▶ Task prompt:
Take every line containing "name" from the material and copy it.

▶ Working data:
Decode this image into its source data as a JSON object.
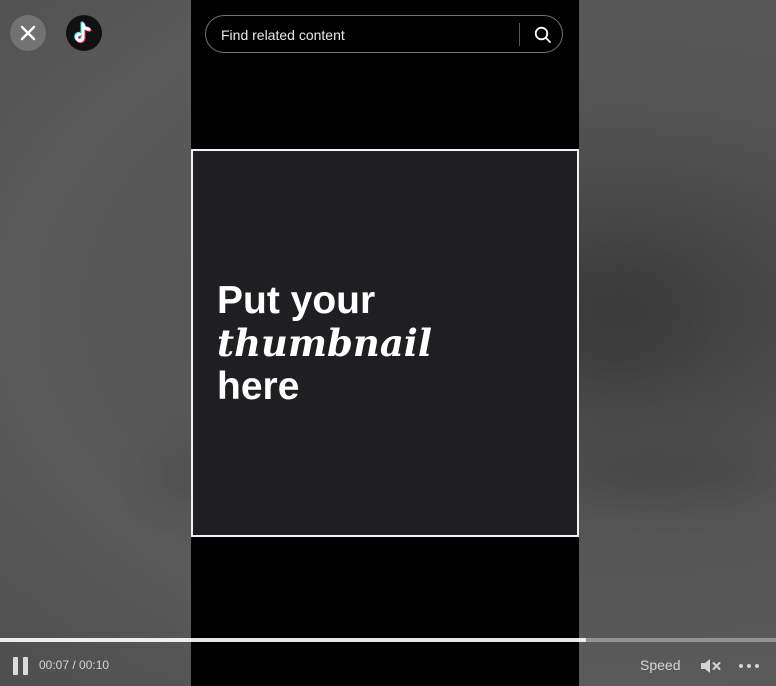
{
  "header": {
    "close_icon": "close-icon",
    "logo_icon": "tiktok-logo-icon"
  },
  "search": {
    "placeholder": "Find related content",
    "value": "",
    "icon": "search-icon"
  },
  "thumbnail": {
    "line1": "Put your",
    "line2": "thumbnail",
    "line3": "here"
  },
  "player": {
    "current_time": "00:07",
    "duration": "00:10",
    "time_display": "00:07 / 00:10",
    "progress_fraction": 0.755,
    "speed_label": "Speed",
    "pause_icon": "pause-icon",
    "mute_icon": "muted-speaker-icon",
    "more_icon": "more-options-icon"
  },
  "colors": {
    "background": "#4a4a4a",
    "video_column": "#000000",
    "thumbnail_bg": "#1f1f21",
    "thumbnail_border": "#f2f2f2",
    "text": "#ffffff"
  }
}
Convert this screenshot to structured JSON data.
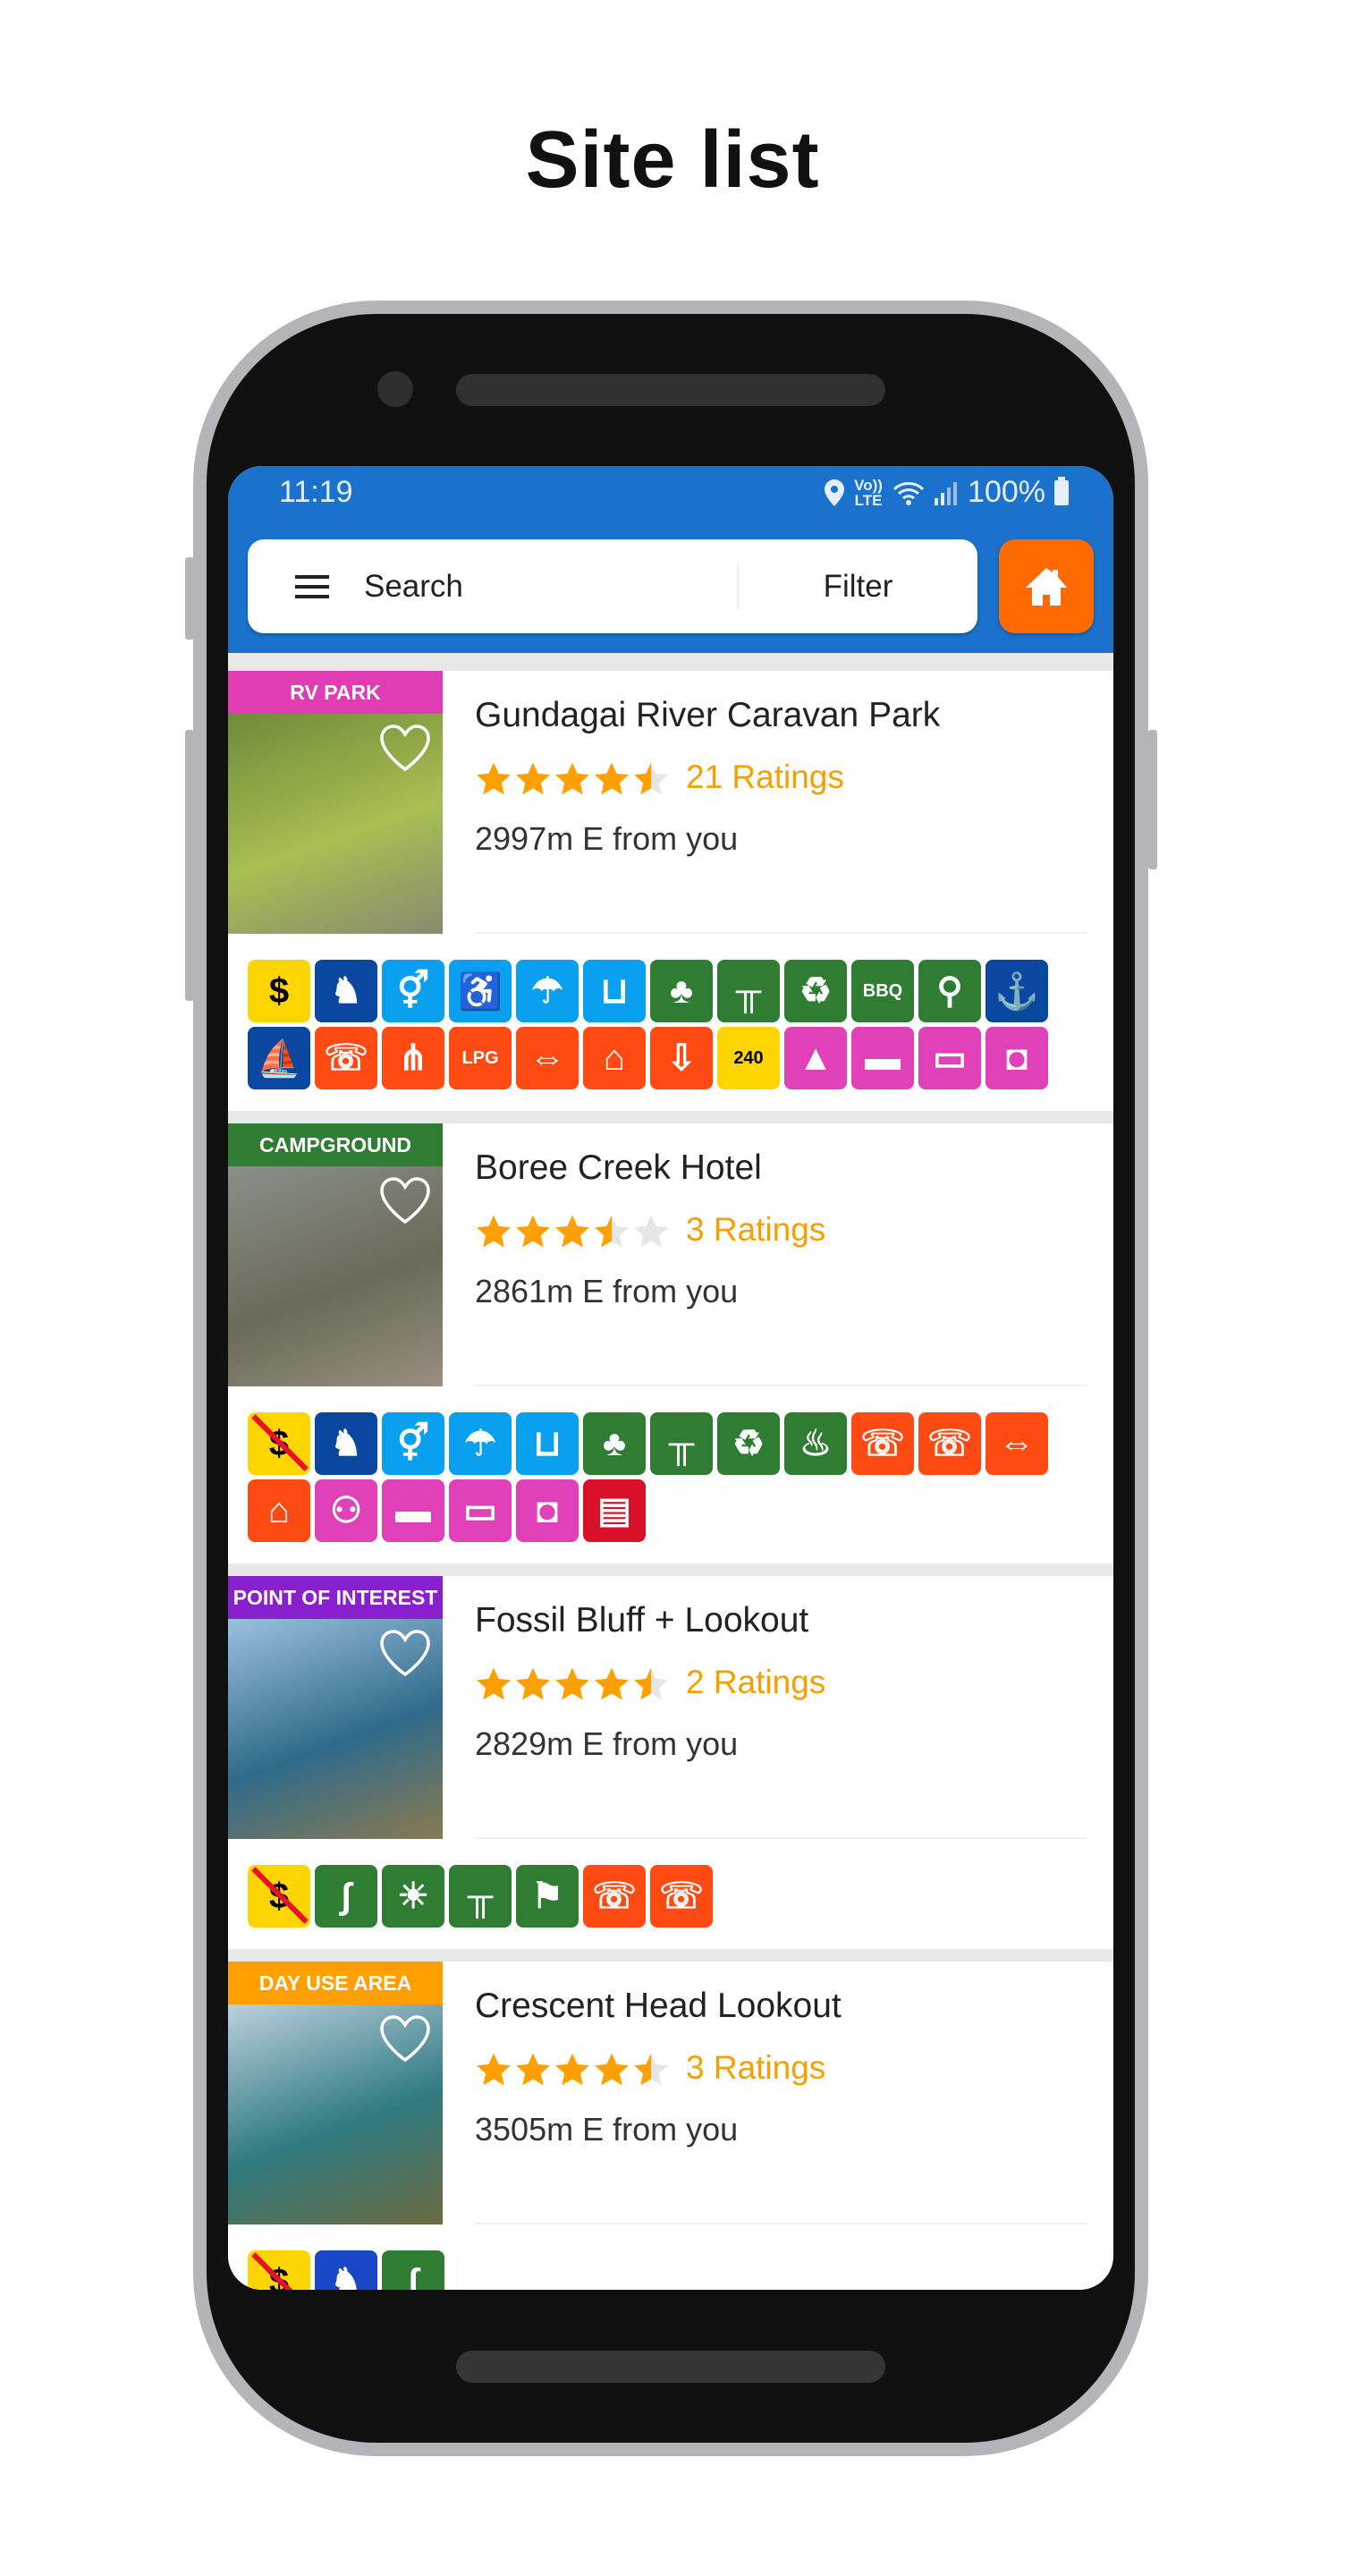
{
  "page_title": "Site list",
  "status_bar": {
    "time": "11:19",
    "network": "Vo)) LTE",
    "battery": "100%"
  },
  "search_bar": {
    "menu_icon": "hamburger-menu-icon",
    "search_label": "Search",
    "filter_label": "Filter",
    "home_icon": "home-icon"
  },
  "colors": {
    "header": "#1a72cc",
    "home_button": "#ff6a00",
    "star": "#ffa000",
    "star_empty": "#e6e6e6",
    "ratings_text": "#f5a000",
    "yellow": "#ffd500",
    "navy": "#0a47a0",
    "blue": "#0aa0f0",
    "green": "#2e7d32",
    "orange": "#ff4a14",
    "magenta": "#e040b8",
    "red": "#d8102a",
    "royal": "#1a46c8"
  },
  "sites": [
    {
      "category": "RV PARK",
      "category_color": "#e03cb4",
      "name": "Gundagai River Caravan Park",
      "rating": 4.5,
      "ratings_label": "21 Ratings",
      "distance": "2997m E from you",
      "favorite": false,
      "photo": [
        "#6f8a3a",
        "#a7bf52",
        "#8a8a70"
      ],
      "facilities": [
        {
          "icon": "fee-dollar-icon",
          "color": "yellow"
        },
        {
          "icon": "dog-friendly-icon",
          "color": "navy"
        },
        {
          "icon": "toilets-icon",
          "color": "blue"
        },
        {
          "icon": "wheelchair-access-icon",
          "color": "blue"
        },
        {
          "icon": "shower-icon",
          "color": "blue"
        },
        {
          "icon": "drinking-water-icon",
          "color": "blue"
        },
        {
          "icon": "shade-tree-icon",
          "color": "green"
        },
        {
          "icon": "picnic-table-icon",
          "color": "green"
        },
        {
          "icon": "rubbish-bin-icon",
          "color": "green"
        },
        {
          "icon": "bbq-icon",
          "color": "green",
          "text": "BBQ"
        },
        {
          "icon": "playground-icon",
          "color": "green"
        },
        {
          "icon": "fishing-icon",
          "color": "navy"
        },
        {
          "icon": "boat-ramp-icon",
          "color": "navy"
        },
        {
          "icon": "telstra-signal-icon",
          "color": "orange"
        },
        {
          "icon": "tv-antenna-icon",
          "color": "orange"
        },
        {
          "icon": "lpg-icon",
          "color": "orange",
          "text": "LPG"
        },
        {
          "icon": "big-rig-icon",
          "color": "orange"
        },
        {
          "icon": "cabin-icon",
          "color": "orange"
        },
        {
          "icon": "dump-point-icon",
          "color": "orange"
        },
        {
          "icon": "power-240-icon",
          "color": "yellow",
          "text": "240"
        },
        {
          "icon": "tent-icon",
          "color": "magenta"
        },
        {
          "icon": "motorhome-icon",
          "color": "magenta"
        },
        {
          "icon": "camper-trailer-icon",
          "color": "magenta"
        },
        {
          "icon": "caravan-icon",
          "color": "magenta"
        }
      ]
    },
    {
      "category": "CAMPGROUND",
      "category_color": "#2e7d32",
      "name": "Boree Creek Hotel",
      "rating": 3.5,
      "ratings_label": "3 Ratings",
      "distance": "2861m E from you",
      "favorite": false,
      "photo": [
        "#8a8f86",
        "#6b6a5a",
        "#9a8e80"
      ],
      "facilities": [
        {
          "icon": "free-no-fee-icon",
          "color": "yellow"
        },
        {
          "icon": "dog-friendly-icon",
          "color": "navy"
        },
        {
          "icon": "toilets-icon",
          "color": "blue"
        },
        {
          "icon": "shower-icon",
          "color": "blue"
        },
        {
          "icon": "drinking-water-icon",
          "color": "blue"
        },
        {
          "icon": "shade-tree-icon",
          "color": "green"
        },
        {
          "icon": "picnic-table-icon",
          "color": "green"
        },
        {
          "icon": "rubbish-bin-icon",
          "color": "green"
        },
        {
          "icon": "fire-pit-icon",
          "color": "green"
        },
        {
          "icon": "telstra-signal-icon",
          "color": "orange"
        },
        {
          "icon": "phone-signal-icon",
          "color": "orange"
        },
        {
          "icon": "big-rig-icon",
          "color": "orange"
        },
        {
          "icon": "cabin-icon",
          "color": "orange"
        },
        {
          "icon": "motorbike-icon",
          "color": "magenta"
        },
        {
          "icon": "motorhome-icon",
          "color": "magenta"
        },
        {
          "icon": "camper-trailer-icon",
          "color": "magenta"
        },
        {
          "icon": "caravan-icon",
          "color": "magenta"
        },
        {
          "icon": "bus-icon",
          "color": "red"
        }
      ]
    },
    {
      "category": "POINT OF INTEREST",
      "category_color": "#8a1fd0",
      "name": "Fossil Bluff + Lookout",
      "rating": 4.5,
      "ratings_label": "2 Ratings",
      "distance": "2829m E from you",
      "favorite": false,
      "photo": [
        "#9cc0e0",
        "#2f6a8a",
        "#8a7a50"
      ],
      "facilities": [
        {
          "icon": "free-no-fee-icon",
          "color": "yellow"
        },
        {
          "icon": "walking-trail-icon",
          "color": "green"
        },
        {
          "icon": "scenic-view-icon",
          "color": "green"
        },
        {
          "icon": "picnic-table-icon",
          "color": "green"
        },
        {
          "icon": "hiking-icon",
          "color": "green"
        },
        {
          "icon": "telstra-signal-icon",
          "color": "orange"
        },
        {
          "icon": "phone-signal-icon",
          "color": "orange"
        }
      ]
    },
    {
      "category": "DAY USE AREA",
      "category_color": "#ffa000",
      "name": "Crescent Head Lookout",
      "rating": 4.5,
      "ratings_label": "3 Ratings",
      "distance": "3505m E from you",
      "favorite": false,
      "photo": [
        "#bcd0e0",
        "#2f7a80",
        "#6a6a40"
      ],
      "facilities": [
        {
          "icon": "free-no-fee-icon",
          "color": "yellow"
        },
        {
          "icon": "dog-friendly-icon",
          "color": "royal"
        },
        {
          "icon": "walking-trail-icon",
          "color": "green"
        }
      ]
    }
  ]
}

▶ Response area:
      "name": "Gundagai River Caravan Park",
      "name": "Boree Creek Hotel",
      "name": "Fossil Bluff + Lookout",
      "name": "Crescent Head Lookout",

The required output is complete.